In the Spring of 1839, the heir to throne of Russia, Tsarevich Alexander Nikolaevich Romanov, visited England and met its new young queen, Victoria. Future Tsar Alexander II was a year older than the unmarried Queen of England, who was only 20 years old. Read more QUEEN VICTORIA AND TSAR ALEXANDER II: WOULD-BE ROMANCE AND MUTUAL DESCENDANTS
Alexander Palace in Tsarskoe Selo – the last residence of the Romanov family before the Russian revolution – is closed to visitors for the next three years: until the year 2018. The palace will undergo some large scale renovations in order to fix major structural problem as well as restorations to bring it back to its original look prior to 1917, when the Romanov family resided there. Read more ALEXANDER PALACE: LAST IMPERIAL RESIDENCE OF THE ROMANOV FAMILY CLOSED UNTIL 2018!
From the 1916 diary of Alexei Romanov:
ROMANOV DYNASTY: A BRIEF HISTORY
The Romanov Dynasty also known as “The House of Romanov” was the second imperial dynasty (after the Rurik dynasty) to rule Russia. The Romanov family reigned from 1613 until the abdication of Tsar Nicholas II on March 15, 1917, as a result of the Russian Revolution.
The direct male line of the Romanov family came to an end when Empress Elizabeth died in 1762. The House of Holstein-Gottorp, a branch of the House of Oldenburg, ascended the throne in 1762 with Peter III, a grandson of Peter the Great. Hence, all Russian monarchs from the mid-18th century to the Russian Revolution descended from that branch. In early 1917 the extended Romanov family had 65 members, 18 of whom were killed by the Bolsheviks. The remaining 47 members escaped abroad. Read more ROMANOV DYNASTY: A BRIEF HISTORY
The article below was translated from Russian by Helen Azar.
Note from the translator:
When I first showed up at the Tsarskoe Selo Rare Book Fond for my library school internship, I found out that they just made an amazing discovery: two previously unidentified books from the vast collection of books once owned by the famous French philosopher, François-Marie Arouet, better known as Voltaire. At this time, it was thought that all of Voltaire’s books, which were brought to Russia by Empress Catherine the Great upon his death, were accounted for, and thousands of his marginalia had been transcribed and published. But it seemed that two of these books slipped through the proverbial cracks. Voltaire’s handwriting in the marginalia of these two books, held for years in The Rare Book Fond at the Tsarskoe Selo Museum. Somehow no one recognized them for what they were, for all these years. Read more ROMANOV FAMILY AND VOLTAIRE

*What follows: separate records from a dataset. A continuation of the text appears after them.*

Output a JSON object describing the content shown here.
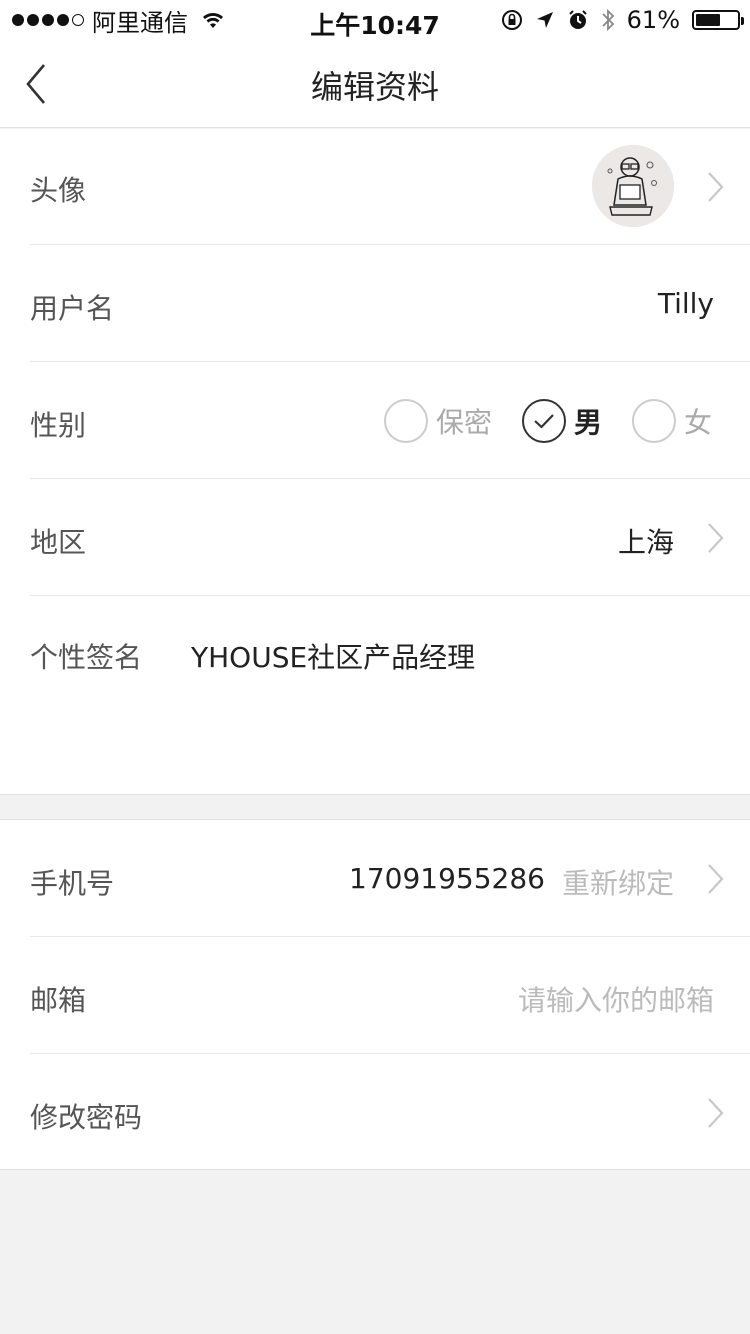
{
  "status_bar": {
    "carrier": "阿里通信",
    "time": "上午10:47",
    "battery": "61%",
    "battery_level": 0.61
  },
  "nav": {
    "title": "编辑资料",
    "back_icon": "chevron-left-icon"
  },
  "profile": {
    "avatar_label": "头像",
    "username_label": "用户名",
    "username_value": "Tilly",
    "gender_label": "性别",
    "gender_options": [
      "保密",
      "男",
      "女"
    ],
    "gender_selected": "男",
    "region_label": "地区",
    "region_value": "上海",
    "signature_label": "个性签名",
    "signature_value": "YHOUSE社区产品经理"
  },
  "account": {
    "phone_label": "手机号",
    "phone_value": "17091955286",
    "phone_action": "重新绑定",
    "email_label": "邮箱",
    "email_placeholder": "请输入你的邮箱",
    "password_label": "修改密码"
  },
  "colors": {
    "background": "#f2f2f2",
    "surface": "#ffffff",
    "divider": "#e8e8e8",
    "text_primary": "#222222",
    "text_secondary": "#555555",
    "text_placeholder": "#bbbbbb"
  }
}
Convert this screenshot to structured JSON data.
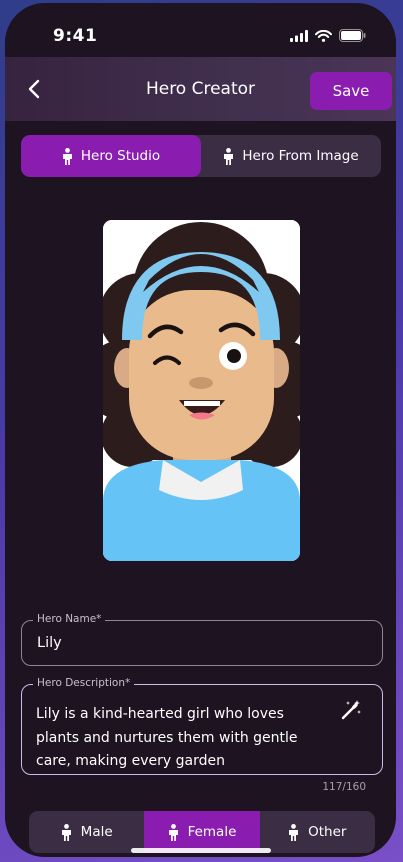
{
  "status": {
    "time": "9:41"
  },
  "header": {
    "title": "Hero Creator",
    "save_label": "Save"
  },
  "modes": [
    {
      "label": "Hero Studio",
      "active": true
    },
    {
      "label": "Hero From Image",
      "active": false
    }
  ],
  "form": {
    "name_label": "Hero Name*",
    "name_value": "Lily",
    "desc_label": "Hero Description*",
    "desc_value": "Lily is a kind-hearted girl who loves plants and nurtures them with gentle care, making every garden",
    "counter": "117/160"
  },
  "gender": [
    {
      "label": "Male",
      "active": false
    },
    {
      "label": "Female",
      "active": true
    },
    {
      "label": "Other",
      "active": false
    }
  ],
  "colors": {
    "accent": "#8a1db0",
    "background": "#1e1320",
    "segment": "#3a2d44"
  }
}
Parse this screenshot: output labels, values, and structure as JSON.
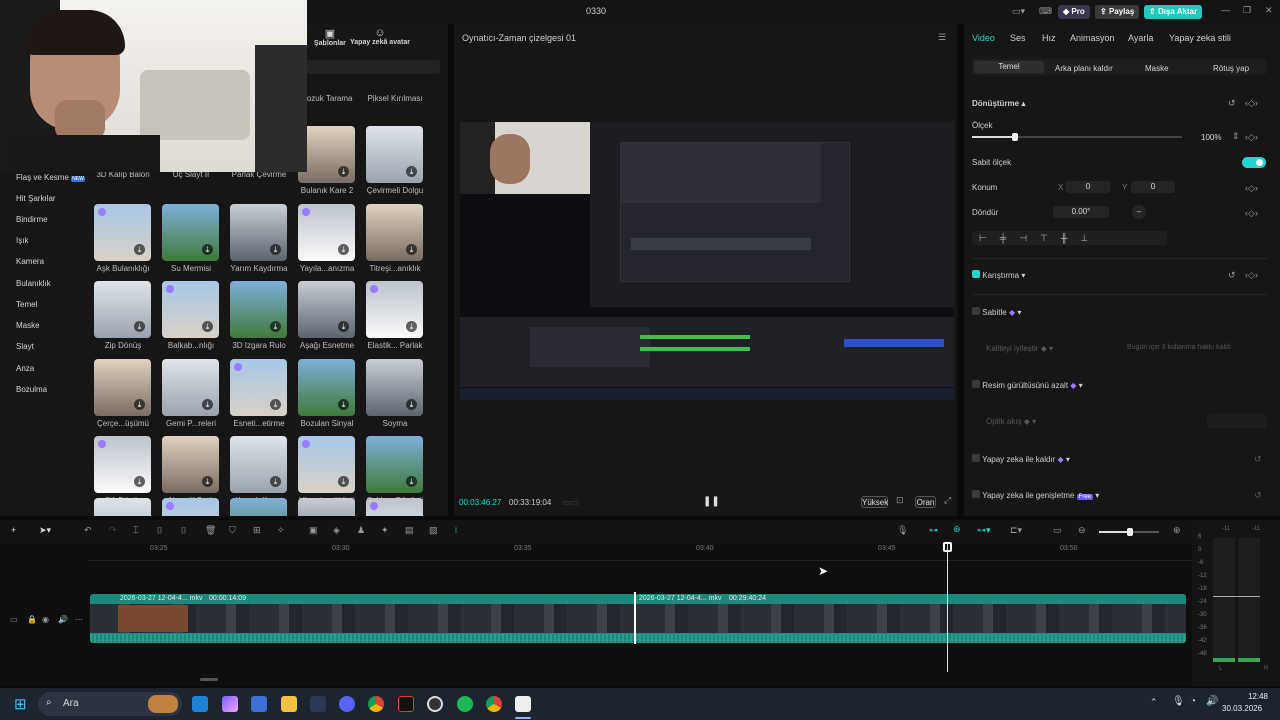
{
  "window": {
    "title": "0330",
    "pro": "Pro",
    "share": "Paylaş",
    "export": "Dışa Aktar"
  },
  "topnav": {
    "templates": "Şablonlar",
    "ai_avatar": "Yapay zekâ avatar"
  },
  "categories": [
    "Flaş ve Kesme",
    "Hit Şarkılar",
    "Bindirme",
    "Işık",
    "Kamera",
    "Bulanıklık",
    "Temel",
    "Maske",
    "Slayt",
    "Anza",
    "Bozulma"
  ],
  "categories_badge": "NEW",
  "effects": [
    {
      "label": "Bozuk Tarama"
    },
    {
      "label": "Piksel Kırılması"
    },
    {
      "label": "3D Kalıp Balon"
    },
    {
      "label": "Üç Slayt II"
    },
    {
      "label": "Parlak Çevirme"
    },
    {
      "label": "Bulanık Kare 2"
    },
    {
      "label": "Çevirmeli Dolgu"
    },
    {
      "label": "Aşk Bulanıklığı"
    },
    {
      "label": "Su Mermisi"
    },
    {
      "label": "Yarım Kaydırma"
    },
    {
      "label": "Yayıla...anızma"
    },
    {
      "label": "Titreşi...anıklık"
    },
    {
      "label": "Zip Dönüş"
    },
    {
      "label": "Balkab...nlığı"
    },
    {
      "label": "3D Izgara Rulo"
    },
    {
      "label": "Aşağı Esnetme"
    },
    {
      "label": "Elastik... Parlak"
    },
    {
      "label": "Çerçe...üşümü"
    },
    {
      "label": "Gemi P...releri"
    },
    {
      "label": "Esneti...etirme"
    },
    {
      "label": "Bozulan Sinyal"
    },
    {
      "label": "Soyma"
    },
    {
      "label": "Çift Dönüş"
    },
    {
      "label": "Negatif Şerit"
    },
    {
      "label": "Kanşık Kaset"
    },
    {
      "label": "Uhrevi ...rültüsü"
    },
    {
      "label": "Çoklu ...Dönüşü"
    }
  ],
  "player": {
    "title": "Oynatıcı-Zaman çizelgesi 01",
    "current_time": "00:03:46:27",
    "total_time": "00:33:19:04",
    "quality": "Yüksek",
    "ratio": "Oran"
  },
  "inspector": {
    "tabs": [
      "Video",
      "Ses",
      "Hız",
      "Animasyon",
      "Ayarla",
      "Yapay zeka stili"
    ],
    "subtabs": [
      "Temel",
      "Arka planı kaldır",
      "Maske",
      "Rötuş yap"
    ],
    "transform": "Dönüştürme",
    "scale": "Ölçek",
    "scale_value": "100%",
    "uniform_scale": "Sabit ölçek",
    "position": "Konum",
    "pos_x_label": "X",
    "pos_x": "0",
    "pos_y_label": "Y",
    "pos_y": "0",
    "rotate": "Döndür",
    "rotate_value": "0.00°",
    "blend": "Karıştırma",
    "stabilize": "Sabitle",
    "enhance_quality": "Kaliteyi iyileştir",
    "enhance_hint": "Bugün için 3 kullanma hakkı kaldı",
    "denoise": "Resim gürültüsünü azalt",
    "optical_flow": "Optik akış",
    "ai_remove": "Yapay zeka ile kaldır",
    "ai_expand": "Yapay zeka ile genişletme",
    "ai_expand_badge": "Free"
  },
  "timeline": {
    "ruler": [
      "03:25",
      "03:30",
      "03:35",
      "03:40",
      "03:45",
      "03:50"
    ],
    "clip1_name": "2026-03-27 12-04-4... mkv",
    "clip1_dur": "00:00:14:09",
    "clip2_name": "2026-03-27 12-04-4... mkv",
    "clip2_dur": "00:29:40:24"
  },
  "meter": {
    "scale": [
      "6",
      "0",
      "-6",
      "-12",
      "-18",
      "-24",
      "-30",
      "-36",
      "-42",
      "-48"
    ],
    "top": [
      "-11",
      "-11"
    ],
    "l": "L",
    "r": "R"
  },
  "taskbar": {
    "search": "Ara",
    "time": "12:48",
    "date": "30.03.2026"
  },
  "colors": {
    "accent": "#20d5d0",
    "clip": "#1b8a7c",
    "background": "#161617"
  }
}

By Katrina Kitchen (edited by Helen Azar)
Editor’s note: Dear reader, to get my “Romanov Family” website off to a good start, I plan to post a series of articles on Russian history leading up to – and of course including – the ascent of the Romanov family to the throne of Russia, which did not happen by accident. I would like to start with Ivan the Terrible (Ivan IV), because: a. He was a fascinating historical character, and b. Through his first marriage, the first member of the Romanov family came to the throne, or at least became a consort of the Tsar of Russia. This fact was undoubtedly taken into consideration later on, when the first Romanov Dynasty ruler, Mikhail Romanov was elected to be Tsar of all the Russias. So in a sense, Tsar Ivan the Terrible got the proverbial ball rolling for the Romanov Dynasty! Which is why I think he is important to the story of the Romanov family. I will eventually publish another article about Ivan, dealing with his seven wives. ~Helen~
Many thanks to Katrina Kitchen for this article! Read more IVAN IV (“IVAN THE TERRIBLE”): The First Tsar of Russia, and He Who Paved the Way for the Romanov Dynasty…